» Required work
The records underneath are to be repeated exactly, with the pictures left out.
*** Data provided ***
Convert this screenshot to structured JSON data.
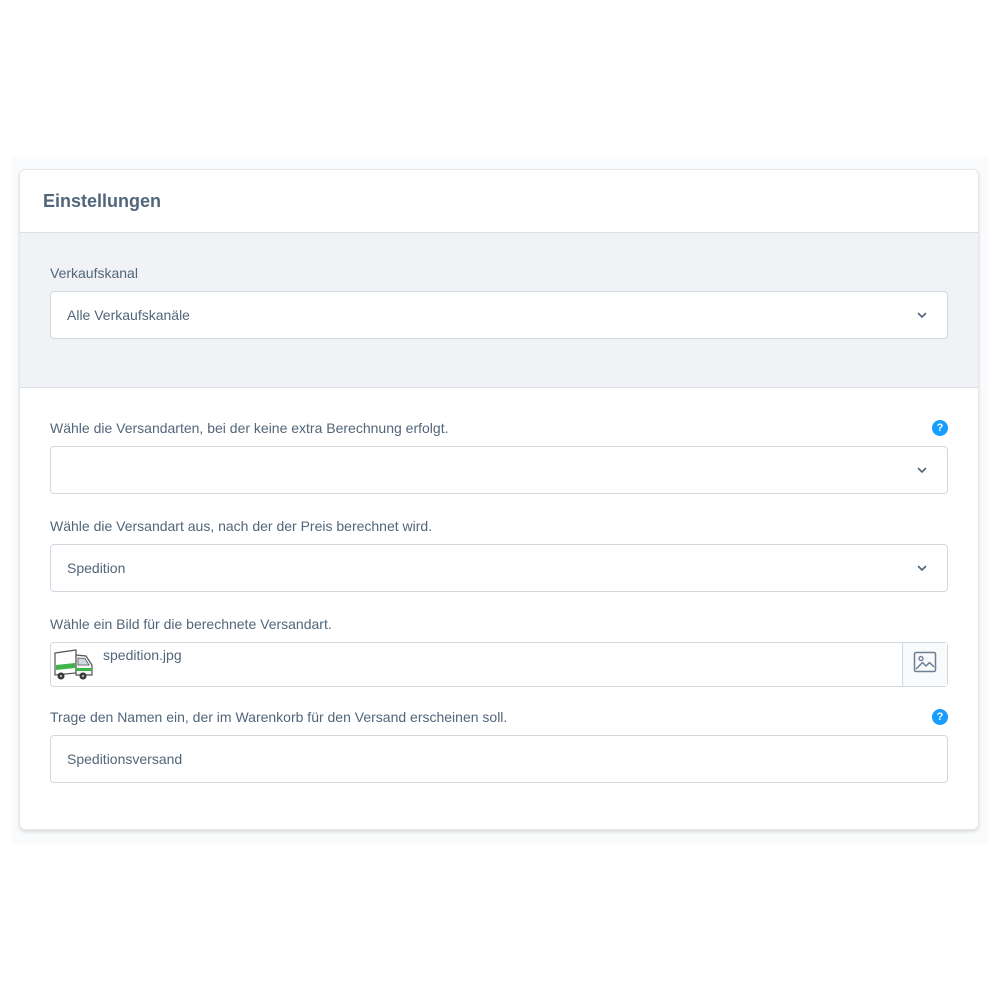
{
  "card": {
    "title": "Einstellungen"
  },
  "sales_channel": {
    "label": "Verkaufskanal",
    "value": "Alle Verkaufskanäle"
  },
  "fields": {
    "excluded_shipping": {
      "label": "Wähle die Versandarten, bei der keine extra Berechnung erfolgt.",
      "value": "",
      "help_icon": "question-mark"
    },
    "calc_shipping": {
      "label": "Wähle die Versandart aus, nach der der Preis berechnet wird.",
      "value": "Spedition"
    },
    "image": {
      "label": "Wähle ein Bild für die berechnete Versandart.",
      "file_name": "spedition.jpg",
      "thumb_icon": "truck",
      "button_icon": "image"
    },
    "cart_name": {
      "label": "Trage den Namen ein, der im Warenkorb für den Versand erscheinen soll.",
      "value": "Speditionsversand",
      "help_icon": "question-mark"
    }
  },
  "colors": {
    "accent": "#189eff",
    "text": "#52667a",
    "border": "#d1d9e0",
    "grey_section": "#f0f2f5",
    "truck_green": "#3fb44a"
  }
}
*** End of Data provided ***
» Answer to this problem
Convert this screenshot to structured JSON data.
{
  "card": {
    "title": "Einstellungen"
  },
  "sales_channel": {
    "label": "Verkaufskanal",
    "value": "Alle Verkaufskanäle"
  },
  "fields": {
    "excluded_shipping": {
      "label": "Wähle die Versandarten, bei der keine extra Berechnung erfolgt.",
      "value": "",
      "help_icon": "question-mark"
    },
    "calc_shipping": {
      "label": "Wähle die Versandart aus, nach der der Preis berechnet wird.",
      "value": "Spedition"
    },
    "image": {
      "label": "Wähle ein Bild für die berechnete Versandart.",
      "file_name": "spedition.jpg",
      "thumb_icon": "truck",
      "button_icon": "image"
    },
    "cart_name": {
      "label": "Trage den Namen ein, der im Warenkorb für den Versand erscheinen soll.",
      "value": "Speditionsversand",
      "help_icon": "question-mark"
    }
  },
  "colors": {
    "accent": "#189eff",
    "text": "#52667a",
    "border": "#d1d9e0",
    "grey_section": "#f0f2f5",
    "truck_green": "#3fb44a"
  }
}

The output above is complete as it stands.